NASA’s new Heavy Lift Launch Vehicle (HLV) remains on track for its debut on Exploration Mission -1 (EM-1) to the Moon in 2017, after successfully transitioning from the joint System Requirements Review (SRR) and System Definition Review (SDR) to the key PDR stage of development. While the overall visible design of the vehicle remains intact, a large amount of fine-tuning is taking place, via the NASA and contractor engineering teams at the Marshall Space Flight Center (MSFC). (9/4)

1D Want to Sell Songs in Space (Source: UKPA)
One Direction have jokingly revealed that they want to sell their records in space. The boyband has achieved global success since appearing on The X Factor in 2010, but it seems they won't be completely satisfied until they can get aliens to pick up their records. Niall Horan said: "I think our goal for 10 years down the line should be to sell a single in outer space and be the first band to do so. Editor's Note: I guess an astronaut on the ISS could purchase a single online from their laptop. Would that count? Maybe it's already been done! (9/4)

Editorial: Americans Believe in ‘Curiosity’ (Source: Daily Beacon)
At first, I didn't think much of it. Hearing about NASA's landing of a rover on another planet was an event that sounded as if it was only for particular groups of people — science fiction aficionados, for example. However, I decided to give it a chance and see what made the event so popular, as my Facebook wall was strewn with nothing but comments of NASA's live feed about the mission. My next few moments were spent watching a simulation video of the rover's landing sequence, and at that point I was hooked. (9/4)

Tree Removal for Space Shuttle Arrival Tempers Excitement (Source: LA Times)
Space shuttle Endeavour's final 12-mile journey through the streets of South Los Angeles already promises to be a meticulously planned spectacle: a two-day parade, an overnight slumber party in Inglewood and enough hoopla to create a giant traffic mess. But for some residents in South L.A., the excitement of the shuttle rumbling through their neighborhoods quickly faded when they learned that 400 trees will be chopped down to make room for the behemoth. (9/4)

Russia Delays 2012 Military Launches After Satellite Failure (Source: RIA Novosti)
Russia will delay launches of military spacecraft this year because of a failed satellite launch last month, a top defense official said on Tuesday. The delays will be "insignificant," Russian Space Forces Commander Lt. Gen. Oleg Ostapenko said. Ostapenko said the launches will be put on hold until the findings of a government probe into the incident are fully looked into, as the Briz-M upper stages are also used to hoist military spacecraft into orbit. (9/4)

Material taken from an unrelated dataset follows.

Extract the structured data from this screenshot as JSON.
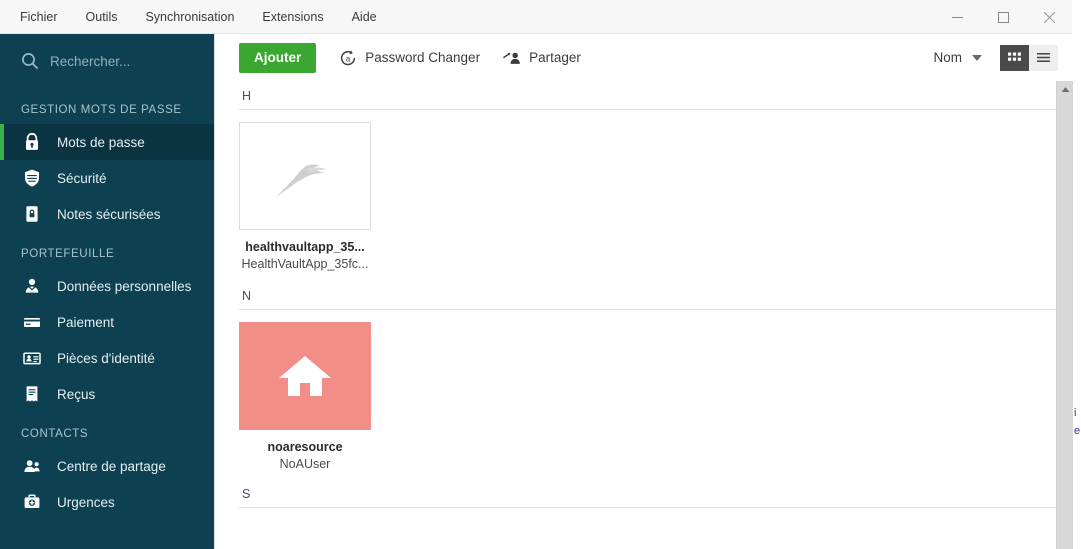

Moon's Magnetic Umbrellas May Shield Future Spaceships (Source: New Scientist)
Lunar watchers have been crying over spilt milk for decades. But now the mystery of milky splotches on the moon's surface might finally be solved: sections of soil are being protected by weak but effective magnetic bubbles. The work could help spaceship builders devise magnetic shielding to protect astronauts on future missions from harmful radiation. Unlike Earth, the moon has no global magnetic field to shield it from the solar wind – the constant flow of charged particles from the sun. These particles interact with lunar soil, darkening it over thousands of years. (9/4)

No comments: